PROBLEM: Give again exactly the lines that stretch from the one with "Give me the" to the end of the data below, including both of those lines and nothing else.

(MATERIAL PROVIDED)

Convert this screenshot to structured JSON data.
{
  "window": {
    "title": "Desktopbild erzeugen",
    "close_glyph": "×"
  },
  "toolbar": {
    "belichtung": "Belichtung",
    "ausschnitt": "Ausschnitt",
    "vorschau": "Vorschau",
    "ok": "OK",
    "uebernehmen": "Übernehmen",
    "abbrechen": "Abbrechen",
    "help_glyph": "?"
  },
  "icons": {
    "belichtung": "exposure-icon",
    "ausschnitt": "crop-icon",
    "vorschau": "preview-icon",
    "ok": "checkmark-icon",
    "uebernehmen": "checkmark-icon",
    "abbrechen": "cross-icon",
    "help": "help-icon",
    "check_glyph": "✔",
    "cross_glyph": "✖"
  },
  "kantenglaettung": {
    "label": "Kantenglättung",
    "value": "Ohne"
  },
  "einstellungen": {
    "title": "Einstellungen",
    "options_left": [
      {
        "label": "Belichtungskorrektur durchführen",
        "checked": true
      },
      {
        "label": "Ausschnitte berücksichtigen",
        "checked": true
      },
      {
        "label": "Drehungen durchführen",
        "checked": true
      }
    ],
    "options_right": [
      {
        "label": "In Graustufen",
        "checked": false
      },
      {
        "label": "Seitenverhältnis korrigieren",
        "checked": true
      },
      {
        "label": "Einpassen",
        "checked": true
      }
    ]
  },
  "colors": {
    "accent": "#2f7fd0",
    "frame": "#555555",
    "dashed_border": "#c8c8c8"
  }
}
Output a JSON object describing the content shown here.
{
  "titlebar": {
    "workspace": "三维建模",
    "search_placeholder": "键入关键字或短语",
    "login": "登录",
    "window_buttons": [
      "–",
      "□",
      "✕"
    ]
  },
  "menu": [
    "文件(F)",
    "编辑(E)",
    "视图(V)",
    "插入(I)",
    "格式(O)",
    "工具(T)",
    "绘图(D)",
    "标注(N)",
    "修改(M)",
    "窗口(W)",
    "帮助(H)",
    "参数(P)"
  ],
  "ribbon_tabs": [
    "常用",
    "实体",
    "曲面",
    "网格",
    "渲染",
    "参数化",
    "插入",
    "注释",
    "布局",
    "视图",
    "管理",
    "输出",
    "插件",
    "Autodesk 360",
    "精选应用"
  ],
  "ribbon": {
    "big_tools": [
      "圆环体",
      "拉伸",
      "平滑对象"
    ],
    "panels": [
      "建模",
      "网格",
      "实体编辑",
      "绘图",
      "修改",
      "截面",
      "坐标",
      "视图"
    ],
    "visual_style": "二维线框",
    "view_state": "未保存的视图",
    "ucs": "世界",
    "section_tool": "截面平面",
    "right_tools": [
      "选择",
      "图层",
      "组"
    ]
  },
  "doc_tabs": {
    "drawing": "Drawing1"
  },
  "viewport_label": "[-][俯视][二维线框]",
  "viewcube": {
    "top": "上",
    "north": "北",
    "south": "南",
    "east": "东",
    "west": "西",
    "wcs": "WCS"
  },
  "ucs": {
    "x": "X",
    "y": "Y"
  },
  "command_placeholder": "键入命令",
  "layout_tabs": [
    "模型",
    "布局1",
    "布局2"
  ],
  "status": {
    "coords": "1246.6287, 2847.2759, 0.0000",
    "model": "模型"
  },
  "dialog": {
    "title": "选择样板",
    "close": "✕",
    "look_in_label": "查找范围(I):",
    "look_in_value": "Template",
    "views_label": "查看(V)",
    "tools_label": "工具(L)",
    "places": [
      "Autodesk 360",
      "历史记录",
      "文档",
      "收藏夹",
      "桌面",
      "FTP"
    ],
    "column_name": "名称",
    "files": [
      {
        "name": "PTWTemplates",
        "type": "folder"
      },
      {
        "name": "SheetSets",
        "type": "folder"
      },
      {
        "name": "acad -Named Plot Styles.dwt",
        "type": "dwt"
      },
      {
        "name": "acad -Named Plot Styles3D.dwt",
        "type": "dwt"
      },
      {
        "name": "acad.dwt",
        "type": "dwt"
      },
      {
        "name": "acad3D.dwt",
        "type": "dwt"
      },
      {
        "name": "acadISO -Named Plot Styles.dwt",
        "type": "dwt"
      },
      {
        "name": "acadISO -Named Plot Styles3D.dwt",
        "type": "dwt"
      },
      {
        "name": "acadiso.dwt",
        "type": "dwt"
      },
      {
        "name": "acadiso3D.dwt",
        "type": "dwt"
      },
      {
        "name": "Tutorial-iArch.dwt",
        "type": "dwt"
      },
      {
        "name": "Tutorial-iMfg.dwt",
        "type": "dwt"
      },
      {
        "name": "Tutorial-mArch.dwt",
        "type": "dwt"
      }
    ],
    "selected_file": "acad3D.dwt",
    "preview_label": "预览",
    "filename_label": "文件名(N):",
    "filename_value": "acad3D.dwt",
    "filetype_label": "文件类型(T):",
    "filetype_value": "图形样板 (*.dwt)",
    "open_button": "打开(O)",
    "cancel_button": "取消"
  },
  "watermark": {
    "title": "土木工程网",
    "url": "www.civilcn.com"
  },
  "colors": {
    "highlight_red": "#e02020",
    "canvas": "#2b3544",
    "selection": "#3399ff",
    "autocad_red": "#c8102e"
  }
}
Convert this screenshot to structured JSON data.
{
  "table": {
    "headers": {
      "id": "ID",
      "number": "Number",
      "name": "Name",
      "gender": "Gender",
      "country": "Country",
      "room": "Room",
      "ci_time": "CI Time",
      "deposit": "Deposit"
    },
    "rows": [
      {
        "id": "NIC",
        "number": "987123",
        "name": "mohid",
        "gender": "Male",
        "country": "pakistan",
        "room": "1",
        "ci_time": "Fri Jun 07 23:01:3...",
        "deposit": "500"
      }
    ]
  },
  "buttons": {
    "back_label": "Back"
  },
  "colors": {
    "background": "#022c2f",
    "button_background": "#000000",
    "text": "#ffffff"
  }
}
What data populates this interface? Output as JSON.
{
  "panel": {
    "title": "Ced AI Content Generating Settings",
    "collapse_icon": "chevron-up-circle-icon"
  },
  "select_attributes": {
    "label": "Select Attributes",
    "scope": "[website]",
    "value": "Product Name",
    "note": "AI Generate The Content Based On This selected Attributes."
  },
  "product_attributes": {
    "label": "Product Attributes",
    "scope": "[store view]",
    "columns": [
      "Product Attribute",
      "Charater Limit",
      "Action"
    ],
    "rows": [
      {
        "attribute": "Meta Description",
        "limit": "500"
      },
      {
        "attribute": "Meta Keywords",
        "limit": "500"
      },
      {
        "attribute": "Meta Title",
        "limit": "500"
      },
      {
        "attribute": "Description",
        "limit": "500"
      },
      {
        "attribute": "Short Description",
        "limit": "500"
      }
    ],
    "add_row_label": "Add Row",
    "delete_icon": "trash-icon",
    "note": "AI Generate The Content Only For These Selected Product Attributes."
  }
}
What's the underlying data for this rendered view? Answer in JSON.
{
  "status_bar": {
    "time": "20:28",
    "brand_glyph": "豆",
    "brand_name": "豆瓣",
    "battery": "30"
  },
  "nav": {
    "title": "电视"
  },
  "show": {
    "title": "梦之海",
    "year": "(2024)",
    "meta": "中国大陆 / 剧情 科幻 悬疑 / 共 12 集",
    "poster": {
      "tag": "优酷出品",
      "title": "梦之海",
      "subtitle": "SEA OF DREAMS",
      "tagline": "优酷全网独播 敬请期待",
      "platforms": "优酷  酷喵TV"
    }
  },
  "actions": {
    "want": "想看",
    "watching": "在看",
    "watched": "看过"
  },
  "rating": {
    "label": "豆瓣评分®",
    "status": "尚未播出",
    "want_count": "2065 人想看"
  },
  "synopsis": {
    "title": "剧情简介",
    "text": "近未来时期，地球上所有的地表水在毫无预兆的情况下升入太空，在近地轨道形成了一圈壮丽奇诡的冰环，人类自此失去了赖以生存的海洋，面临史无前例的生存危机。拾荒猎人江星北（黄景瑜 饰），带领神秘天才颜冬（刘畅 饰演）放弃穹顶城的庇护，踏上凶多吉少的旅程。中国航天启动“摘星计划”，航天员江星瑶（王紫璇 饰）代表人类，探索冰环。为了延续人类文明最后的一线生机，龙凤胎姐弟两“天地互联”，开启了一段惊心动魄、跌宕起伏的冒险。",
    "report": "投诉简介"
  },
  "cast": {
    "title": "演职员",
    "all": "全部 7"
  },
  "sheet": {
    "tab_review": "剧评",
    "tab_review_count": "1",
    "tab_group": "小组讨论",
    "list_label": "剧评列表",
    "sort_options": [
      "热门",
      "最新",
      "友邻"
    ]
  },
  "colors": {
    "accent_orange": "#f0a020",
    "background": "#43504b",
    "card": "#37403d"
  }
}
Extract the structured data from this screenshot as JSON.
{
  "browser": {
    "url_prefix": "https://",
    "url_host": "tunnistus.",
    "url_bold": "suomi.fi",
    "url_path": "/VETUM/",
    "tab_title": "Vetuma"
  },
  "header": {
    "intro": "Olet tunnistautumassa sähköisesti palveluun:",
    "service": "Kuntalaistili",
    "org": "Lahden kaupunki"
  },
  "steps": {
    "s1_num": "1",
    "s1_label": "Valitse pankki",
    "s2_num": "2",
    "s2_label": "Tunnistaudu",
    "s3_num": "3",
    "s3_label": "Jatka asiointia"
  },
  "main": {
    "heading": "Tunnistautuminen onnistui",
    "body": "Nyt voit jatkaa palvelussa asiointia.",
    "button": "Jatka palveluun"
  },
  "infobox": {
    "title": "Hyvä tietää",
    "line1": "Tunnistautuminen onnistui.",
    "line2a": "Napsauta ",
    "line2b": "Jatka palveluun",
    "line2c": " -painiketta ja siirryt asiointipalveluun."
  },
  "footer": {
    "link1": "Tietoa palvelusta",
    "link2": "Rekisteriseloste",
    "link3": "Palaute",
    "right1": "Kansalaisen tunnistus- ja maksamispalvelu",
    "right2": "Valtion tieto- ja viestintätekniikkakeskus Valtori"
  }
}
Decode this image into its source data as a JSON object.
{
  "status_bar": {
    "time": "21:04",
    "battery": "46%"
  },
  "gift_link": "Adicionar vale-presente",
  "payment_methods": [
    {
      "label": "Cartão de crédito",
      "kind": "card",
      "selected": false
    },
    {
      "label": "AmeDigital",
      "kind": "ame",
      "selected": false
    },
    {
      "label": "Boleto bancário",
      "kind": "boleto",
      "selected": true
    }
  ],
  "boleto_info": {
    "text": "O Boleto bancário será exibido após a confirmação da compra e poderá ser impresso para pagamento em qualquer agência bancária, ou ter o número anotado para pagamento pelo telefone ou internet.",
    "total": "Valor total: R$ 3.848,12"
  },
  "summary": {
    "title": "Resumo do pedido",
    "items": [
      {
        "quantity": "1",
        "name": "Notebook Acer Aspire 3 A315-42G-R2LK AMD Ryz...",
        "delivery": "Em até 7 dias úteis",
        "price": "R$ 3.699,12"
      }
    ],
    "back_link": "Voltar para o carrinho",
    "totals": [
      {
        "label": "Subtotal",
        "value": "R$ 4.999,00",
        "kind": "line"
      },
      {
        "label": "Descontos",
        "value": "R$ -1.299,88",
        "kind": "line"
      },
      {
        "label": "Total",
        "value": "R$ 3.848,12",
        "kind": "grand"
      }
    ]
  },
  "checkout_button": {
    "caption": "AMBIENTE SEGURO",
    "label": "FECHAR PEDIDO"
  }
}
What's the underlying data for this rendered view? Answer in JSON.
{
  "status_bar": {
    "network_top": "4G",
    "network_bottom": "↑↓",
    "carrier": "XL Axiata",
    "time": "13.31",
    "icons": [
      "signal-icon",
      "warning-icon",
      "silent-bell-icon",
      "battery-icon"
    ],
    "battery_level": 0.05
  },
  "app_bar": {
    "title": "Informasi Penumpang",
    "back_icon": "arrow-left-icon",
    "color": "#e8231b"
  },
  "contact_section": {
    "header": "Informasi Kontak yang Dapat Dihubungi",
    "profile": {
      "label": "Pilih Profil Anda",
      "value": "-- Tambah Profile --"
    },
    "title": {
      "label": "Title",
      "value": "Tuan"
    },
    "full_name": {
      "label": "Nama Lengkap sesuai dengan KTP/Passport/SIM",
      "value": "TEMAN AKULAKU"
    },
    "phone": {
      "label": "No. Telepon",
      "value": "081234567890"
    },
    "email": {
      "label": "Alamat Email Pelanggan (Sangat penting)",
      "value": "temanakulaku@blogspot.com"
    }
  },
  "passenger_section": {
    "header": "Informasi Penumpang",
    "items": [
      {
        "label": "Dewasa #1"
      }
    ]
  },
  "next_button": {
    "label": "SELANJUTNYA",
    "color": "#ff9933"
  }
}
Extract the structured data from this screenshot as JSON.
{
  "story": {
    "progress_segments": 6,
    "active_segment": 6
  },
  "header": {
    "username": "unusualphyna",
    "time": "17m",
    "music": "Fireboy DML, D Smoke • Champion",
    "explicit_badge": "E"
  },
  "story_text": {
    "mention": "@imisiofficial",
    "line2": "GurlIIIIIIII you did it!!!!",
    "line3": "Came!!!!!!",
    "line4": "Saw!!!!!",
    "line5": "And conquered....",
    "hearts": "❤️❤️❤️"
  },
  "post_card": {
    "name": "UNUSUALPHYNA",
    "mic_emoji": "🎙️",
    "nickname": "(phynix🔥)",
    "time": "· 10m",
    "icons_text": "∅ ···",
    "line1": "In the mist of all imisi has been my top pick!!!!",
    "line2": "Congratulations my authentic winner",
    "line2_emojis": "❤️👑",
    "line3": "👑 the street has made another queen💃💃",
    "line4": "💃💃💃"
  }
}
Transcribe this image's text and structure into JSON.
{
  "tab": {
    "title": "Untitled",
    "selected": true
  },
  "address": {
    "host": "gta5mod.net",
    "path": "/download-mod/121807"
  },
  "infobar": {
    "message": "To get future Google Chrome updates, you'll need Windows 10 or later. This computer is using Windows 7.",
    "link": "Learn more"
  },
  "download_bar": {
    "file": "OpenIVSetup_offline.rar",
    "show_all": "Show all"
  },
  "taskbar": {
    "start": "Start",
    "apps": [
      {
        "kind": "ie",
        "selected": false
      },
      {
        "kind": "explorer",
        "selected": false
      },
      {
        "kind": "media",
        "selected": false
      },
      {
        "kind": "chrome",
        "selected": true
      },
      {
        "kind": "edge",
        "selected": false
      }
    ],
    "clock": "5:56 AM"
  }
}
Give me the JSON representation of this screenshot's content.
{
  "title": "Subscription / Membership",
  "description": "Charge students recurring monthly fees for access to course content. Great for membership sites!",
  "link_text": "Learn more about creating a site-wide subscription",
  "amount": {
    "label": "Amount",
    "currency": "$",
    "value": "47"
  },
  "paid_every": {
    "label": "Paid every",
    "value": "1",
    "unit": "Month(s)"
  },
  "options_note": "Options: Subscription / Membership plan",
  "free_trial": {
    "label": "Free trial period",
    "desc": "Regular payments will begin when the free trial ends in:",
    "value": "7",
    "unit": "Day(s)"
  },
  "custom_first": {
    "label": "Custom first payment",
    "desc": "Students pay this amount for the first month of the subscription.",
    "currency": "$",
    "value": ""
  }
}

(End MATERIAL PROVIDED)

EXPECTED OUTPUT:
Give me the JSON representation of this screenshot's content.
{
  "title": "Subscription / Membership",
  "description": "Charge students recurring monthly fees for access to course content. Great for membership sites!",
  "link_text": "Learn more about creating a site-wide subscription",
  "amount": {
    "label": "Amount",
    "currency": "$",
    "value": "47"
  },
  "paid_every": {
    "label": "Paid every",
    "value": "1",
    "unit": "Month(s)"
  },
  "options_note": "Options: Subscription / Membership plan",
  "free_trial": {
    "label": "Free trial period",
    "desc": "Regular payments will begin when the free trial ends in:",
    "value": "7",
    "unit": "Day(s)"
  },
  "custom_first": {
    "label": "Custom first payment",
    "desc": "Students pay this amount for the first month of the subscription.",
    "currency": "$",
    "value": ""
  }
}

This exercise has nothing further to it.